A student was arrested and charged with possession of a controlled substance after cocaine was found in his pocket at school. He was convicted and appealed the conviction. The issue on appeal is whether or not the district's school safety employee violated the student’s right to be free of an unreasonable search when the cocaine was found.

At trial, the evidence showed that the student was searched and forced to remove items from his pockets after he arrived 30 minutes late to school with a group of other young men. The group was instructed to remove their shoes and all items from their pockets as they came through the front door. They were then required to go through a metal detector and were subjected to a pat down. When the school safety employee attempted to pat down the student in question, he told him to stop. The student was brought to the security office, where he was directed to remove the items in his pocket. When he removed a white “rocky substance” in a plastic wrapping, the police were called and the student was taken into custody.  

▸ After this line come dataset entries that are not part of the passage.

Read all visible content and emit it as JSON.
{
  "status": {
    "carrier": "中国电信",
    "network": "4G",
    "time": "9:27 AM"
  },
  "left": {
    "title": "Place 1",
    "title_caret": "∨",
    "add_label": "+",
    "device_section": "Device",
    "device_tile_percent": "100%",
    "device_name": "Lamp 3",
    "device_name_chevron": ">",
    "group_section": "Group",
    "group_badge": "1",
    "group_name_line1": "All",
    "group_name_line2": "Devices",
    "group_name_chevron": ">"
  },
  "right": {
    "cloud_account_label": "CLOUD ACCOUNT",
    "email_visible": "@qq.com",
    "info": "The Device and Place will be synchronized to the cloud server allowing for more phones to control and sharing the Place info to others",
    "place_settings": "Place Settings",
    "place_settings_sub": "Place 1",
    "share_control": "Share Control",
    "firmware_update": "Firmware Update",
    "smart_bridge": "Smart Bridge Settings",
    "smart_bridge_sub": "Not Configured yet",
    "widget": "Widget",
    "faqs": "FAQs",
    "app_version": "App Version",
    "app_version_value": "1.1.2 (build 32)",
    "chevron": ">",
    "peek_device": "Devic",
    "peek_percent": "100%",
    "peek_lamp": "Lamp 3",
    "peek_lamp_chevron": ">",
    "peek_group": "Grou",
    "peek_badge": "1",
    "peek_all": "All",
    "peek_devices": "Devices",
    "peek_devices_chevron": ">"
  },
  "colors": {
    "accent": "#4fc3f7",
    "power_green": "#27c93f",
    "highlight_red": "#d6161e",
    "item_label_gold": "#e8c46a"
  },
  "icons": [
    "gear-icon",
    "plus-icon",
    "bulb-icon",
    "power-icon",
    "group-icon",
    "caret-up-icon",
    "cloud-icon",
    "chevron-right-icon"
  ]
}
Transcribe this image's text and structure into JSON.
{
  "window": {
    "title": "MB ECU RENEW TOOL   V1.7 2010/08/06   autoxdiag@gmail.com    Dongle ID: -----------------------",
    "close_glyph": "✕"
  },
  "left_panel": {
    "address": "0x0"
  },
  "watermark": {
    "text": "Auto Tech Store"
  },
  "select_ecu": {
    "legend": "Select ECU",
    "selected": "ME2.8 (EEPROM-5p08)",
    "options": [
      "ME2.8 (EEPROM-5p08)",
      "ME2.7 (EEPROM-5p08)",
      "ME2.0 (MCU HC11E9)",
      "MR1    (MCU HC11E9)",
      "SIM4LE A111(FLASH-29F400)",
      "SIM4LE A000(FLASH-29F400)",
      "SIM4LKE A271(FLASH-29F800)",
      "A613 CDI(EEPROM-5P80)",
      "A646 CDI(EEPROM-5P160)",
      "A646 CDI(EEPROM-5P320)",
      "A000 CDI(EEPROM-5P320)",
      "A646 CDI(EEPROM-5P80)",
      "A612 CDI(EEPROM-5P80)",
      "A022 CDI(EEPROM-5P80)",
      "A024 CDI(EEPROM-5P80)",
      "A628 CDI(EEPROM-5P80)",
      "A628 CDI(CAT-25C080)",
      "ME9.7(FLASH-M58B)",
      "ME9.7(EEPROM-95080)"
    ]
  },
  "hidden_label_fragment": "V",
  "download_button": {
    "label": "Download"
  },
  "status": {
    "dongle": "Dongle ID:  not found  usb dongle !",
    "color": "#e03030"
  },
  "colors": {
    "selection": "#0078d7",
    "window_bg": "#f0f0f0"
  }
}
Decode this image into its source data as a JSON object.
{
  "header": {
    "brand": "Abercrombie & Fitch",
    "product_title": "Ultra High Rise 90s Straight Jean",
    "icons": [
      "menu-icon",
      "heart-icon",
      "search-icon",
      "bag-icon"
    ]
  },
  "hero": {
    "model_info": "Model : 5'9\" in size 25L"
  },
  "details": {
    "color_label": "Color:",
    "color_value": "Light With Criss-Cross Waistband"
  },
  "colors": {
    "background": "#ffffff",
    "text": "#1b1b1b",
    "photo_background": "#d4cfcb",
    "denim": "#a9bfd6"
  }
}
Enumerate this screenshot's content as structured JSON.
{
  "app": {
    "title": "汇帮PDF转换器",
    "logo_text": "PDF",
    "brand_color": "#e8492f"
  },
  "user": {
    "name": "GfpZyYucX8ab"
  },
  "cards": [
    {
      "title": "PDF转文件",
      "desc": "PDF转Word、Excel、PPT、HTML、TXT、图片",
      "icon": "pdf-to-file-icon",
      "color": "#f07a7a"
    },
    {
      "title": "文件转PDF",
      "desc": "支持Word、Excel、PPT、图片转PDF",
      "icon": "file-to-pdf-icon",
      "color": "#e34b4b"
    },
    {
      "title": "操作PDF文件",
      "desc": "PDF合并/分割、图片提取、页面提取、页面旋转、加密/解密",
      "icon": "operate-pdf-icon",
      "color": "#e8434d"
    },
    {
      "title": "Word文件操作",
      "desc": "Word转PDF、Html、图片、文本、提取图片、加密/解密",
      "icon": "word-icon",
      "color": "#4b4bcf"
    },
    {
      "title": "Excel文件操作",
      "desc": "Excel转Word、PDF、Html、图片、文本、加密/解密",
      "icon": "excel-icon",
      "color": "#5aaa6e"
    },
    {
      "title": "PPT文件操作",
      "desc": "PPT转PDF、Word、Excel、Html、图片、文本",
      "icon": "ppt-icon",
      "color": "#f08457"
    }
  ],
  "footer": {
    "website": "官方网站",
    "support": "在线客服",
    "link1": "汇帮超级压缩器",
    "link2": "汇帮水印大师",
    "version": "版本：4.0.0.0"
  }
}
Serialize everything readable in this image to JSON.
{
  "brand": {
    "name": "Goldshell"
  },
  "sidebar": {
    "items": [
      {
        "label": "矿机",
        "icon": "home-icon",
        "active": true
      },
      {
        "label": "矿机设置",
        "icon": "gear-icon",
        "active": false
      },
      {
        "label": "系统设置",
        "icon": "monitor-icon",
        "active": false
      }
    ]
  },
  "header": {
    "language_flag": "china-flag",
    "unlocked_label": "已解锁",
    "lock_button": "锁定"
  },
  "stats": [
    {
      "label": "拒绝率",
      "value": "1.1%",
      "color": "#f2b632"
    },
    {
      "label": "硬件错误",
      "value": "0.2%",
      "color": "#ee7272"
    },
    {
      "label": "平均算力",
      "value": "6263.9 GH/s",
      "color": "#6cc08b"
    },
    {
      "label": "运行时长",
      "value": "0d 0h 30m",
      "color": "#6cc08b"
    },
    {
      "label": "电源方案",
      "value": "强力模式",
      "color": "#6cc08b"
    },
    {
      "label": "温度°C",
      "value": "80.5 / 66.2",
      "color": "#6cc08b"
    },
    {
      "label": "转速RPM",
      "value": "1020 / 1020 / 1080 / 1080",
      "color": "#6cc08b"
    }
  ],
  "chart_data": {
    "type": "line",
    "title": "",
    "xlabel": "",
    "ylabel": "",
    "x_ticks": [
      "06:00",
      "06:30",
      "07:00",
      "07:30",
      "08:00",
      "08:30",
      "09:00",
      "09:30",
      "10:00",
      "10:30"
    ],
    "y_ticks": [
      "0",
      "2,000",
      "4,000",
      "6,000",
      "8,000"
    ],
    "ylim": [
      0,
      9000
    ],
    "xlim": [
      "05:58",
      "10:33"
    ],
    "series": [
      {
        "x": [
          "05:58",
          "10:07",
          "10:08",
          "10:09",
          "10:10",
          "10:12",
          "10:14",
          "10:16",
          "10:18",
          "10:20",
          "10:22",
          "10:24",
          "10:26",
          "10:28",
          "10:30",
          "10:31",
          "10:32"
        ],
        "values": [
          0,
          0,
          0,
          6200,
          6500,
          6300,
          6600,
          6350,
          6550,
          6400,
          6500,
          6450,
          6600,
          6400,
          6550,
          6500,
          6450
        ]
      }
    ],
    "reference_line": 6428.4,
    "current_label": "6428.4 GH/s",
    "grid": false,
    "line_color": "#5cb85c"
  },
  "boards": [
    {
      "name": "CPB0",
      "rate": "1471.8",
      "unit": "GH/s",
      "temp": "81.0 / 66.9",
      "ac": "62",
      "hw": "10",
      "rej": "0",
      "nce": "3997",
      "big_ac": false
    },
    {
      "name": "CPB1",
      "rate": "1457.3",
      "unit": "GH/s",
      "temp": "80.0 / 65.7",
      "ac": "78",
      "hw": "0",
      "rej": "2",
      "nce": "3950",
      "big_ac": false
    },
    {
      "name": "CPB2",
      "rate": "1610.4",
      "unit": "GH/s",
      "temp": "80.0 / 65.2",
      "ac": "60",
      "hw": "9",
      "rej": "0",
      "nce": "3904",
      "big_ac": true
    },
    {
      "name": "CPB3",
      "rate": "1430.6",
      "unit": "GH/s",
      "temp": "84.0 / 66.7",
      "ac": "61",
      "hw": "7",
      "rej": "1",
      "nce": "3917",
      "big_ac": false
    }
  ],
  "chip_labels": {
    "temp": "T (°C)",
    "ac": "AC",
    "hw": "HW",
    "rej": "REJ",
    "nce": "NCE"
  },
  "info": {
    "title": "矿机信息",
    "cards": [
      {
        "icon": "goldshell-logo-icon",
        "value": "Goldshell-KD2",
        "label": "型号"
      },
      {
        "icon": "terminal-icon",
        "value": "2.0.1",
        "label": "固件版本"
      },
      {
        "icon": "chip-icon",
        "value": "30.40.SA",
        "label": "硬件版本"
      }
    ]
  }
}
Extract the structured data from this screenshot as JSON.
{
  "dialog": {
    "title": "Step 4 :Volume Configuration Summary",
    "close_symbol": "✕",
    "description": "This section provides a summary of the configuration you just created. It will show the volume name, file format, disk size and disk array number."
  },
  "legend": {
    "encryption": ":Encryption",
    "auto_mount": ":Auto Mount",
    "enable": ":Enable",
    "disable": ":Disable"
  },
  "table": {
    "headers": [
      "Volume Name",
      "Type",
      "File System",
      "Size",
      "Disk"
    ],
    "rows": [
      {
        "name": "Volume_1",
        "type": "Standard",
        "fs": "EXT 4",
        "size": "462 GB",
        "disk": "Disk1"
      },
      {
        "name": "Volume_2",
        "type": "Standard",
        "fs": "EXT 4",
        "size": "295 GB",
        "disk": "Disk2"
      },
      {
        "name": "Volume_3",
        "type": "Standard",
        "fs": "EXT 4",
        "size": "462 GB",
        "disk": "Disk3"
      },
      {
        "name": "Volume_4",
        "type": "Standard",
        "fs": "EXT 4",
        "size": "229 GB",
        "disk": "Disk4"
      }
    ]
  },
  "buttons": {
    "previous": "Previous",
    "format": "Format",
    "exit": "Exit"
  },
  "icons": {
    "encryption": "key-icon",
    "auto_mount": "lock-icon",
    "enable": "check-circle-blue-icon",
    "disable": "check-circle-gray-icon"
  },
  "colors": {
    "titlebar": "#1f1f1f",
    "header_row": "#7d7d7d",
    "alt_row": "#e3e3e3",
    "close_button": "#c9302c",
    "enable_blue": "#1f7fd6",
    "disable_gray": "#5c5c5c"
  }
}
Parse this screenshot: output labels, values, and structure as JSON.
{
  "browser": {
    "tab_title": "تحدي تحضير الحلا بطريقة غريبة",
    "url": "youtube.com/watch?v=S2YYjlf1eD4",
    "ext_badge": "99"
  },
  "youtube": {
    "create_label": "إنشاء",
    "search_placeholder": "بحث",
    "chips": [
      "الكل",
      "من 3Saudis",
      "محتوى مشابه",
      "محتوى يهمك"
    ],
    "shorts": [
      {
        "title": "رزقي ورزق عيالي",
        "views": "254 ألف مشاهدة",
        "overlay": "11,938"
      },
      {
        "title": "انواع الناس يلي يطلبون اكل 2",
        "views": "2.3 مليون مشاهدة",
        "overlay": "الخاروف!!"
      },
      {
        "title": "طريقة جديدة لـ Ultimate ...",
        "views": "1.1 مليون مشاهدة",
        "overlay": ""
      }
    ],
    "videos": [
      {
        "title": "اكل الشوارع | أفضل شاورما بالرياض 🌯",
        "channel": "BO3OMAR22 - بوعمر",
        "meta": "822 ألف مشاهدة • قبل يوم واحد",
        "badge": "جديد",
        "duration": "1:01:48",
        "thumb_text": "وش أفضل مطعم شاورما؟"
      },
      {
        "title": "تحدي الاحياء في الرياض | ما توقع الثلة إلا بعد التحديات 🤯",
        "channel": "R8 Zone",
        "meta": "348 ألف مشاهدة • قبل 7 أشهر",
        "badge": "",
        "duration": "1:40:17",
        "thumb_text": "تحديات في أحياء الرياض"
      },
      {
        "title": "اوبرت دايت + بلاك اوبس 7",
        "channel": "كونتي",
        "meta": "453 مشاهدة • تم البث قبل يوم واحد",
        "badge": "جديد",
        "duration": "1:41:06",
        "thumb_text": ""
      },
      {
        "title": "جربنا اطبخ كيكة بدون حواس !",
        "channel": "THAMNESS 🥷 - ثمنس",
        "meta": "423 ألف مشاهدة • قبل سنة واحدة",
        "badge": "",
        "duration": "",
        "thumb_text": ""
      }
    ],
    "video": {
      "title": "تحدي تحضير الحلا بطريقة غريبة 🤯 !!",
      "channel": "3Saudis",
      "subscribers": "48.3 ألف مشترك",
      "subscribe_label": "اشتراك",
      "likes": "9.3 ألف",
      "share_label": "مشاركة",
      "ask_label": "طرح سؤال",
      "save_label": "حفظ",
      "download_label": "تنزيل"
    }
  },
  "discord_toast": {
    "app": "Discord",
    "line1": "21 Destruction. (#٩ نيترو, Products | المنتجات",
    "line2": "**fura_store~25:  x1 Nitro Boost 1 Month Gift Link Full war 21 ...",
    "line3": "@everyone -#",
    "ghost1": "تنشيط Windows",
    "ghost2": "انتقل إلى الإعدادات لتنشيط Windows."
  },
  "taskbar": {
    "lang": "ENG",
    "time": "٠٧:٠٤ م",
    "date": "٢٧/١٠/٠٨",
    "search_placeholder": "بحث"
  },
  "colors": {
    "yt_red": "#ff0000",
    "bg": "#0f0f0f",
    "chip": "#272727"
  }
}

The school safety officer testified that he searched the student according to school policy. All students were required to pass through a metal detector to enter the school. But students who were late to school were subjected to a pat down. The reason for this policy is that there was a lot of drug activity and violence in the neighborhood, which generated suspicion of students who arrived late. The school safety officer testified that he conducted a pat down of the student because he was following this policy.

The court of appeals found that the search of the student was illegal and overturned the conviction. Whether a public school official’s search of a student is unconstitutional depends on the reasonableness of the search under all circumstances. In order for a search to be reasonable, it must be justified and the search conducted must be reasonably related to the circumstances that justified the search. This means that a search can only be conducted if there is a moderate chance of finding evidence of wrongdoing. In this case, the fact that the student was late did not mean that a search of his person was justified, absent any other indicators that the student had done anything wrong.

The court also found that the school’s policy of searching tardy students was not reasonable. There was no evidence to show that the drug problem in surrounding neighborhoods had impacted the school, and no evidence linking tardiness at school to participation in drug activity. In making this finding, the court stated that it was not suggesting that these types of policies are always unconstitutional. However, the school must be able to justify the reasons for the policy in light of the circumstances that the school faces, so that it can justify the need to intrude on students’ rights in order to protect other students and staff.

This case was not decided in Texas and is not binding on Texas courts. However, it is likely that a Texas court would apply a similar analysis in a case like this.